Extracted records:
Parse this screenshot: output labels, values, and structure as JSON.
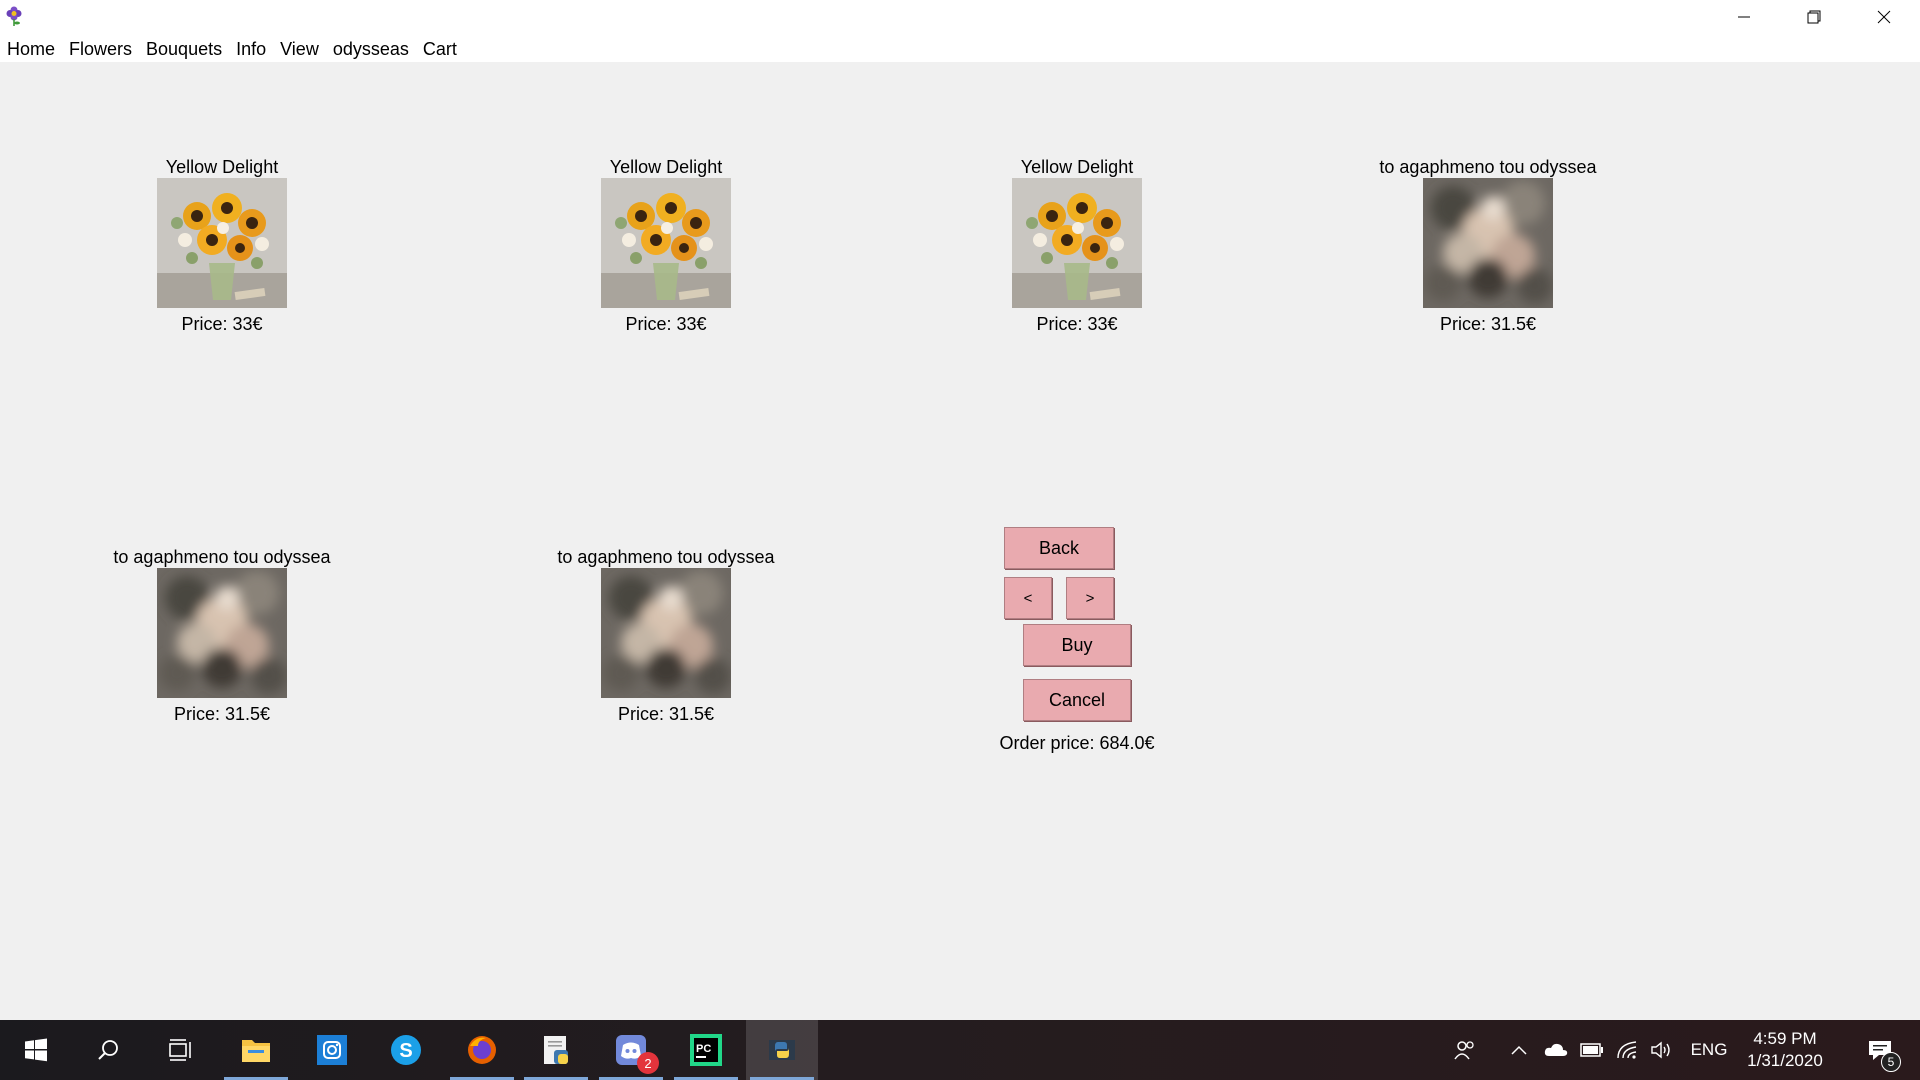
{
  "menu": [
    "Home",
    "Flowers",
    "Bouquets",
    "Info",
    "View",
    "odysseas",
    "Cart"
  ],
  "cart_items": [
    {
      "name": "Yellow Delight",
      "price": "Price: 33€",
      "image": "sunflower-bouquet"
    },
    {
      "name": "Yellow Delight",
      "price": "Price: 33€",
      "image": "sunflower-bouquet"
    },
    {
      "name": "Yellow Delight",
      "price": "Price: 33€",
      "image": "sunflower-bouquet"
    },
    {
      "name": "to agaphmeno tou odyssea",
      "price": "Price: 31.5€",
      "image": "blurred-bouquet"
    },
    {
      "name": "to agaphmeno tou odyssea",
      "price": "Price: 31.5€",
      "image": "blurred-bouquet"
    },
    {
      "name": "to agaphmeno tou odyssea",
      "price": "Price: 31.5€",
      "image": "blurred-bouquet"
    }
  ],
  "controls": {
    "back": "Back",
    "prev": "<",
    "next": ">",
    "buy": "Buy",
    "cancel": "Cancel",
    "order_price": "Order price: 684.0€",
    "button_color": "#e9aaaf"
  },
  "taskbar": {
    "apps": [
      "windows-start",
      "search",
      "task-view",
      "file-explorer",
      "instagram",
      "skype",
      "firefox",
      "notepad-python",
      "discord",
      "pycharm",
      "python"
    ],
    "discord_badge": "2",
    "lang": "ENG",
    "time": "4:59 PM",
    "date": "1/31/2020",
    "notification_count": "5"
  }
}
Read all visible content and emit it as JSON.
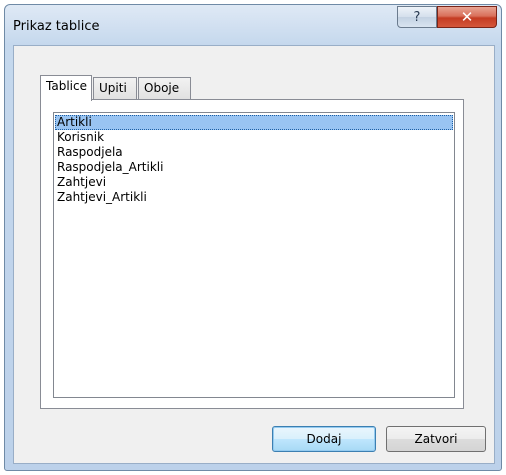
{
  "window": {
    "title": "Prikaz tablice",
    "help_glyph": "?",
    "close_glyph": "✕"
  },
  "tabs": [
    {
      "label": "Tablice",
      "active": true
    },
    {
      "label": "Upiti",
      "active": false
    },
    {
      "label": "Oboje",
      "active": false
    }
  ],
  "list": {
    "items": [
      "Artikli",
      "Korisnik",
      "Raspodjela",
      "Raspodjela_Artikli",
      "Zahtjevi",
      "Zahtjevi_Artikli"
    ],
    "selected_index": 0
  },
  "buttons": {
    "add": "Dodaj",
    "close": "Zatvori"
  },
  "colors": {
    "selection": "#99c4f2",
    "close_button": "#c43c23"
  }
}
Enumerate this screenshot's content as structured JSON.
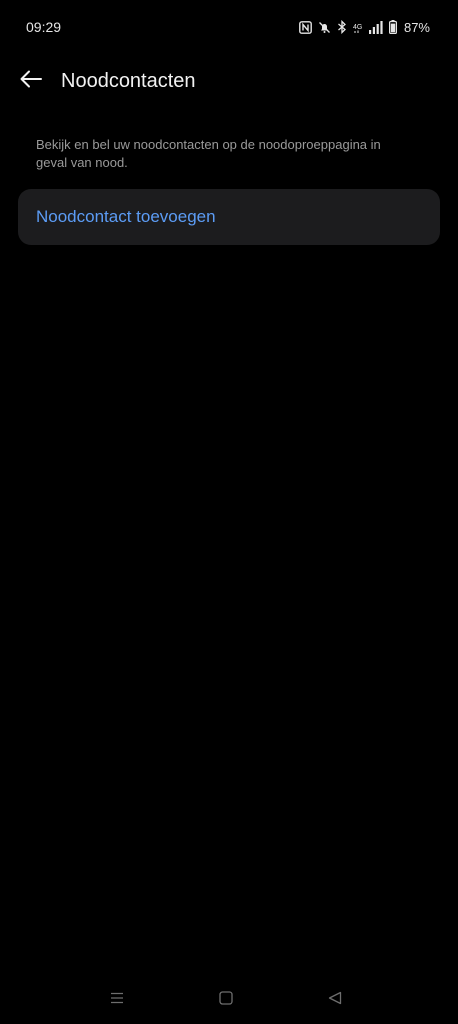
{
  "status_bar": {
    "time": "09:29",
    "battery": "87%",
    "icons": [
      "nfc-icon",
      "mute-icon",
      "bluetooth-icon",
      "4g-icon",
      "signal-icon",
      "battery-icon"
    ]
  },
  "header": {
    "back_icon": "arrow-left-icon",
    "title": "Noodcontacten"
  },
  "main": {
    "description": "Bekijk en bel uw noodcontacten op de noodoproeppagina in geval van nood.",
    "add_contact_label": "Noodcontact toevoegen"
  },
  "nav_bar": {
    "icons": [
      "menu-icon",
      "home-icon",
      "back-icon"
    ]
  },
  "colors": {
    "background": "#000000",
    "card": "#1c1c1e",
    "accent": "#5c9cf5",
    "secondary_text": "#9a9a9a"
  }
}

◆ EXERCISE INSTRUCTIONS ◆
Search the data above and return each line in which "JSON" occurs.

◆ EXERCISE RESPONSE ◆
Parse this screenshot: output labels, values, and structure as JSON.
Read all visible content and emit it as JSON.
Enumerate this screenshot's content as structured JSON.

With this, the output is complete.